Extremists make money off taxpayer funded YouTube ads
The Cabinet Office has responded by suspending millions of pounds in marketing money.
The suspension follows concerns raised by government departments, big brands, and media outlets that their ads are appearing on the video channels of bigots, homophobes, and white supremacists.
An investigation by the Times showed that ads for blood donations and military recruitment, paid for by taxpayers, are earning money for video bloggers with extremist views at a rate of about £8 ($10) every thousand views.
These include Steven Anderson, a pastor who has praised the killing of gay people and Michael Savage, who the Times describes as a “homophobic shock-jock.”
Anderson was banned from entering the UK last year for referring to gay people as “sodomites, queers and f*****s.”
Both reportedly had videos bearing advertising from the Home Office, the military, the BBC, and Transport for London.
The government suspended advertising on Thursday, citing “pending reassurances.” Channel 4 stopped its ads, saying it was not satisfied that YouTube was “a safe environment.”
Brands like the Guardian, L’Oréal, Argos, and Sainsbury’s have also pulled ads from the video platform.
“Google is responsible for ensuring that the high standards applied to government advertising are adhered to and that ads do not appear alongside inappropriate content,” a government spokesman told the Times.
“Google has been summoned for discussions at the Cabinet Office to explain how it will deliver the high quality of service that government demands on behalf of the taxpayer.”
Labour MP Chuka Umunna, who sits on the Home Affairs Committee, told the paper the situation is intolerable.

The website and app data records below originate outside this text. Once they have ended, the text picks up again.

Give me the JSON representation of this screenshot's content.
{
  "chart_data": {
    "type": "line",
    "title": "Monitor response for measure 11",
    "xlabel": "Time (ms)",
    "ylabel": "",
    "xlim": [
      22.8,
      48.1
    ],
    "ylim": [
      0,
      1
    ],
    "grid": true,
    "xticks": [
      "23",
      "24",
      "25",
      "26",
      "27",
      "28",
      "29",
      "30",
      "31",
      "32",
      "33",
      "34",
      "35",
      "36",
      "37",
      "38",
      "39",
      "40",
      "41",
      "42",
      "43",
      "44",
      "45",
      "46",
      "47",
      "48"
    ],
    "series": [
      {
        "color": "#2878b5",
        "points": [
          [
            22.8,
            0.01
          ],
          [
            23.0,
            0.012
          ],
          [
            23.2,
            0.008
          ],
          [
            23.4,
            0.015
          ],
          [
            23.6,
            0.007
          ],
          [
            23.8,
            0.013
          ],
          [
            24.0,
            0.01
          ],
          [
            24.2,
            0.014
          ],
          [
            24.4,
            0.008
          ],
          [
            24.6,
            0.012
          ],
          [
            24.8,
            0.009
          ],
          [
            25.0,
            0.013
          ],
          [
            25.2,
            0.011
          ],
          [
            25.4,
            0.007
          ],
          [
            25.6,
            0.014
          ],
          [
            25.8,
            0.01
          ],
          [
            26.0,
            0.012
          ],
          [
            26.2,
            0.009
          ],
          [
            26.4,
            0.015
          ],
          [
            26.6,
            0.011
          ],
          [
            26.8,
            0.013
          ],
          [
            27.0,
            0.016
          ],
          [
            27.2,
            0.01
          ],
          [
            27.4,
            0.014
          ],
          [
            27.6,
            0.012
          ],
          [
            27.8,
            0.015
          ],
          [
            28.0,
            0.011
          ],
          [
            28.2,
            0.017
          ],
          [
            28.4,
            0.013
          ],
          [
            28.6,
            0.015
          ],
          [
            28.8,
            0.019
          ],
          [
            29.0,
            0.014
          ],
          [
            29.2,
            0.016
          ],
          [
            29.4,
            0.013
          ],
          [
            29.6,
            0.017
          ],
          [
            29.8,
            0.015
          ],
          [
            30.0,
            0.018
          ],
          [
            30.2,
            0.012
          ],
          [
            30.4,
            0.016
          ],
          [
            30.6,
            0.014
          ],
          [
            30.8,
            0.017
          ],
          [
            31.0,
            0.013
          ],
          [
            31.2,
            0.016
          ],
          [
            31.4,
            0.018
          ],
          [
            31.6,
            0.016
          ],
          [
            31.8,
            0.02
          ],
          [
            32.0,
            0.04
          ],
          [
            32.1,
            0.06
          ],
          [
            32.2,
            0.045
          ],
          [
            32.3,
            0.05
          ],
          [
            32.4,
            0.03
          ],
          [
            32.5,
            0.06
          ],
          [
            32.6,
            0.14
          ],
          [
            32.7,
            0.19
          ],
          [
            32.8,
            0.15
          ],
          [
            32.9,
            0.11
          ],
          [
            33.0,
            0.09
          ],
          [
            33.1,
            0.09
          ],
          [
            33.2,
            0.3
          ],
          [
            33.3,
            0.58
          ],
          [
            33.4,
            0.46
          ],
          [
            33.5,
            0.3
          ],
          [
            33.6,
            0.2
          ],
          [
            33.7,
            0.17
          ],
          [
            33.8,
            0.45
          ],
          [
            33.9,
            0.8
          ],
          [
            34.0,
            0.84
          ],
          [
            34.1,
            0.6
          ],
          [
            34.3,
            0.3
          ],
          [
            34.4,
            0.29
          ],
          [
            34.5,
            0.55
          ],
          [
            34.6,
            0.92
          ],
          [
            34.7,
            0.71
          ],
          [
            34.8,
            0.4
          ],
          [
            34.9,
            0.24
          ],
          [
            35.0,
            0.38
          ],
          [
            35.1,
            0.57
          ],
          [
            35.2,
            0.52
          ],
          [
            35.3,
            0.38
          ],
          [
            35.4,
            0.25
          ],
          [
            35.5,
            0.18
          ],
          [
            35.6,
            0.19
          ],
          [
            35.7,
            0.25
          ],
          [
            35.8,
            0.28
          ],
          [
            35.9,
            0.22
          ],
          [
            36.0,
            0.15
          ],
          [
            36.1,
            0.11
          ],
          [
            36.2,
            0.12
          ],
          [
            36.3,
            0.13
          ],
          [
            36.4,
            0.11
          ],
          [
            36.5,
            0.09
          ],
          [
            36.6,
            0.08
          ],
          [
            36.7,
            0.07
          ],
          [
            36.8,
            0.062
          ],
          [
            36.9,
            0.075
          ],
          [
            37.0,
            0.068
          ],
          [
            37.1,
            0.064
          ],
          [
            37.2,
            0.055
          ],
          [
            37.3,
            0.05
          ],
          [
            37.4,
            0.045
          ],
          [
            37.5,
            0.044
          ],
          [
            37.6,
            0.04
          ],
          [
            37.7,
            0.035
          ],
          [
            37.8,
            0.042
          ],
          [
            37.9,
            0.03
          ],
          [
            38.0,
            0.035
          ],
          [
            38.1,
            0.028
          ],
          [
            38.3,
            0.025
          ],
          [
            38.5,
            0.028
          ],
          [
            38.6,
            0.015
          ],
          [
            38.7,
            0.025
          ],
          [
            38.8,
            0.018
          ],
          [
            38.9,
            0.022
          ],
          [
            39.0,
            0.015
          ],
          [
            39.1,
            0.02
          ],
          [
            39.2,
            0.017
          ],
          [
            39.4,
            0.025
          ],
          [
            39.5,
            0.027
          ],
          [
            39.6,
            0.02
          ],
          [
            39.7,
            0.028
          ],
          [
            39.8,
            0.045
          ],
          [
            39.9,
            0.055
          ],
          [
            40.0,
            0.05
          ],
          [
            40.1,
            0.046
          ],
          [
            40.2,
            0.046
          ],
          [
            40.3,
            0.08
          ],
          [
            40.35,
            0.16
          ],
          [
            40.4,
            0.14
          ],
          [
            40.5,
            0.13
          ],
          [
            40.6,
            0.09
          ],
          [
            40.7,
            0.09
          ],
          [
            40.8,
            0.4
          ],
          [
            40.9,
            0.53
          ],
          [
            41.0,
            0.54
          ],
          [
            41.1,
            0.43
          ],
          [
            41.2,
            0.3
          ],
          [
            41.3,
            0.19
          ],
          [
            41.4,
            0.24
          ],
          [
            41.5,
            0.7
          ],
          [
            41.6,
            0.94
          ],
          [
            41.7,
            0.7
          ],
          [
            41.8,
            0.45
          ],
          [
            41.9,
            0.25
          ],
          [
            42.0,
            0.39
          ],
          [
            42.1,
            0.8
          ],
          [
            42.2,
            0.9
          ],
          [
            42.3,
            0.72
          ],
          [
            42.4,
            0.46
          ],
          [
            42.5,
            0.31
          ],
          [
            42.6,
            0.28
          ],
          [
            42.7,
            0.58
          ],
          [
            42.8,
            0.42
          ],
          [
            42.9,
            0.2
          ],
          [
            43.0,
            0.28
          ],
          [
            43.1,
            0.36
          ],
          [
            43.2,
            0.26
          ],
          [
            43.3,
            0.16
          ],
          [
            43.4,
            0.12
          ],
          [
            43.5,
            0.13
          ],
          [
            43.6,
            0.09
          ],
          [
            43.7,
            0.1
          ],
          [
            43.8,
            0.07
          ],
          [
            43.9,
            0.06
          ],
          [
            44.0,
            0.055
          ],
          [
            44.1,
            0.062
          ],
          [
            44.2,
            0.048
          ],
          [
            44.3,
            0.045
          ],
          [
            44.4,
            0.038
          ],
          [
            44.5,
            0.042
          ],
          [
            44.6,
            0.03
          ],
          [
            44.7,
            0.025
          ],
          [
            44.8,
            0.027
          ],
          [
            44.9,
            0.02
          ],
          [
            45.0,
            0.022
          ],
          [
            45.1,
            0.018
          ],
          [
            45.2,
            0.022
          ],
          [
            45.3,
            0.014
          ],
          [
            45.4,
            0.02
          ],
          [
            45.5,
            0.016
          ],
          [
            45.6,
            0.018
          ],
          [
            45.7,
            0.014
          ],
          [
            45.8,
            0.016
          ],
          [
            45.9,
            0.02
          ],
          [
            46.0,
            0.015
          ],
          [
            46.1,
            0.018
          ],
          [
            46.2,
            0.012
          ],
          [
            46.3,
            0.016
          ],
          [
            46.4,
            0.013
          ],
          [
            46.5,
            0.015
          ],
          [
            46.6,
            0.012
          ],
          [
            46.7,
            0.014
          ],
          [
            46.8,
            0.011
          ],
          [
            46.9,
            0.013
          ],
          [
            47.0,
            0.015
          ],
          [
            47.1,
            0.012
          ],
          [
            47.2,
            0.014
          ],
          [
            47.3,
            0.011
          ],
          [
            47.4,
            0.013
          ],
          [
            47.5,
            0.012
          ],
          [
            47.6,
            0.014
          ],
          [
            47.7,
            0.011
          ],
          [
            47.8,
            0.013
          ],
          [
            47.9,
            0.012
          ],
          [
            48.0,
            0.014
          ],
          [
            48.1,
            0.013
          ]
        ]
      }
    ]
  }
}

“Multimillion-dollar social media companies with ample funds are simply not investing nearly enough in taking proactive action to stop extremist content from appearing and to stop it being monetised,” he said.“Profit comes first for these people,” he added.